Korede’s sister Ayoola is beautiful. Men love her, their mother dotes on her… and she’s murdered three men. As a dutiful sister, Korede has helped in the aftermath of these crimes- but her patience with Ayoola begins to wear thin when her family life dangerously entwines itself with her workplace and Korede must make a choice: protect her sister, or the man she is in love with?
Although I’ve seen this novel compared to Killing Eve, it actually reminded me more of a Japanese novel I read a few years ago, Out by Natsuo Kirino. Both have the same dark humour and grimly determined women righting the wrongs of men through brutal murder. Both novels explore the relationships of women in a society set up to benefit men at their expense.
Here, the relationship between the sisters is a close one, despite Korede’s exasperation with Ayoola, and her sense of never living up their mother’s expectations. Despite it all, they have each other’s backs, sometimes with dire consequences for the men around them. The only man to escape unscathed- and even that is debatable- is the long-term coma patient Korede confesses her crimes to. Ultimately, this is a novel about women and the way they respond to a culture stacked against them. I wanted more- but for a first novel, it’s promising.

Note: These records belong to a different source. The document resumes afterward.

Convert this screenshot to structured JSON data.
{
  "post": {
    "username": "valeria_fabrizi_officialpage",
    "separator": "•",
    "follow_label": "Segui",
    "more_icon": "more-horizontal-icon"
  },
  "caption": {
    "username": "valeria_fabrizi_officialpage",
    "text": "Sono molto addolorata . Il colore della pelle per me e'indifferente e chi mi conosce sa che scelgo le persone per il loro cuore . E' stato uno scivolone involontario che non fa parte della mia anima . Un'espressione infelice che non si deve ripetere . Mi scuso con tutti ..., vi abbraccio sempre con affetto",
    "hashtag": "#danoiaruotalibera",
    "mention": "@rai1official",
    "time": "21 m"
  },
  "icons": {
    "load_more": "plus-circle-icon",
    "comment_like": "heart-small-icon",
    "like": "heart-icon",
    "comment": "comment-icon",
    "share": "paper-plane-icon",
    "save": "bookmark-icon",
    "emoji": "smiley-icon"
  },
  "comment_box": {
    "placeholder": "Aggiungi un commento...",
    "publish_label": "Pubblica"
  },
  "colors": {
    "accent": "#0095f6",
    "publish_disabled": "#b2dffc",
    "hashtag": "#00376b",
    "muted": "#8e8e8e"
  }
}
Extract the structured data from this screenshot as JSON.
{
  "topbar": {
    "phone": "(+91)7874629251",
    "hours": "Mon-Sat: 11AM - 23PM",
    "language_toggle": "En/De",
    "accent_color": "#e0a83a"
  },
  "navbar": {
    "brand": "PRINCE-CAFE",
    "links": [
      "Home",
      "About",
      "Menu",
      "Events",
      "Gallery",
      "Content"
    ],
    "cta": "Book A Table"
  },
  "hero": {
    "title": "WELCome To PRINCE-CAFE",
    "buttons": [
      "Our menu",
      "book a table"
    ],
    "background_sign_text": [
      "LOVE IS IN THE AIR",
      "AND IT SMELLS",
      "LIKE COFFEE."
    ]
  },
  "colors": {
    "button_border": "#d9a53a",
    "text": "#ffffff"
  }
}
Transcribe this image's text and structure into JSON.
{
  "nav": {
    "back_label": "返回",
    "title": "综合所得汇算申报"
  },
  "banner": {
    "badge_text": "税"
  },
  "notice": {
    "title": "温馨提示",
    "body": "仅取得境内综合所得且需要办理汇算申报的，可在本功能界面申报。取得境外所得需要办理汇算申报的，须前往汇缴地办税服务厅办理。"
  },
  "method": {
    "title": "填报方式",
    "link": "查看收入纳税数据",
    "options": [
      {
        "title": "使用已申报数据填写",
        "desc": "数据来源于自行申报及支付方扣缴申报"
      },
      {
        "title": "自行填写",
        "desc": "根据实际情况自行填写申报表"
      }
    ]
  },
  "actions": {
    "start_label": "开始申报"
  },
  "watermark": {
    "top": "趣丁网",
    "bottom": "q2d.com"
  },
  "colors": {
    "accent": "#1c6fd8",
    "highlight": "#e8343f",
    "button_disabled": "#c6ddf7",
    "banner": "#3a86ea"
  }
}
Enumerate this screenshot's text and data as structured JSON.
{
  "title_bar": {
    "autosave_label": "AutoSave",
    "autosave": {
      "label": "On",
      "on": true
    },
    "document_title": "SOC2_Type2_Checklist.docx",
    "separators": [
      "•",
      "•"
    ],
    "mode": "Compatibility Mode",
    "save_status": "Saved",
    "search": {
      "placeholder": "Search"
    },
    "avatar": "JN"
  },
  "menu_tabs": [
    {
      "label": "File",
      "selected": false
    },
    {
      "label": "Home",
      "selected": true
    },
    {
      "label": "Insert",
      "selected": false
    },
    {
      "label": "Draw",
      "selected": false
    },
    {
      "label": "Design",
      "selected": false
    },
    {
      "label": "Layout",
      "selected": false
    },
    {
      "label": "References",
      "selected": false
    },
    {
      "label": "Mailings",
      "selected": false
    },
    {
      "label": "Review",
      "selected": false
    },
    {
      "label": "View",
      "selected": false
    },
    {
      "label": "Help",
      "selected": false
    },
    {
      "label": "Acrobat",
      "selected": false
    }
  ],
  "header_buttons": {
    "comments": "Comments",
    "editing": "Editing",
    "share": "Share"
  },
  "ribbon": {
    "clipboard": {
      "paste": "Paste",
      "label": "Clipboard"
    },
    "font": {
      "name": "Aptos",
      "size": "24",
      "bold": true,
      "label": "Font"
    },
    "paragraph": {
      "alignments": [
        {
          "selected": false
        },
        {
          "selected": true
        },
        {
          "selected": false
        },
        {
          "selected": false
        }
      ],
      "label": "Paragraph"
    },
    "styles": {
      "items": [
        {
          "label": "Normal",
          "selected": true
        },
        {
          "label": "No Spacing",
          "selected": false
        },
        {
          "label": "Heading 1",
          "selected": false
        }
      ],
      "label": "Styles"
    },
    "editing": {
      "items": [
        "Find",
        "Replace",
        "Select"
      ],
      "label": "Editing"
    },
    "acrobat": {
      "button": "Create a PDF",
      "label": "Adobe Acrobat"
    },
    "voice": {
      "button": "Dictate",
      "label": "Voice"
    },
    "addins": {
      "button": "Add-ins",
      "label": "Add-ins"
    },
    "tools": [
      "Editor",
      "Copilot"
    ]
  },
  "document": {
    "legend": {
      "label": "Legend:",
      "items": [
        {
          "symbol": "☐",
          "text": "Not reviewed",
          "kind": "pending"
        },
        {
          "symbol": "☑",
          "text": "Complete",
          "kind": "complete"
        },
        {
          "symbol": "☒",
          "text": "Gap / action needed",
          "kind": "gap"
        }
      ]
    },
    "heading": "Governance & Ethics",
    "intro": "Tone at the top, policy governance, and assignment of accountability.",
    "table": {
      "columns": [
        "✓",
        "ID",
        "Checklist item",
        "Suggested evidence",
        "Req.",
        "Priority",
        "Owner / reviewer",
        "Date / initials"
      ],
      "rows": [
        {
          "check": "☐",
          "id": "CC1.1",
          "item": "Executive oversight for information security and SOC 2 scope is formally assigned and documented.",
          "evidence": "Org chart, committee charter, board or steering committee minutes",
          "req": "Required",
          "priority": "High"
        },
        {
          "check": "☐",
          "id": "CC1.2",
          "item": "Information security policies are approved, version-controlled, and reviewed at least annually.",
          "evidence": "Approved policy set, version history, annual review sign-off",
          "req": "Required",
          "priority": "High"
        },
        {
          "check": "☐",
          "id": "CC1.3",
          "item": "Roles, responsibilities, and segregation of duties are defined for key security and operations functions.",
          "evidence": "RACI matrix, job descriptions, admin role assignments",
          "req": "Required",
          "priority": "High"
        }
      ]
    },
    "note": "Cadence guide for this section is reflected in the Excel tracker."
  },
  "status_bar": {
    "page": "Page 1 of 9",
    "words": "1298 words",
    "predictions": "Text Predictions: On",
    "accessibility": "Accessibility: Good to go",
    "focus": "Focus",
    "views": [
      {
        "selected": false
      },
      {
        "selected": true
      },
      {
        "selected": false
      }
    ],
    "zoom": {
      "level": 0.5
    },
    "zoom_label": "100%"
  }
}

This is a bleakly funny and poignant novel by a writer I’ll be interested to read in the future.
FORMAT: hardback, borrowed from the library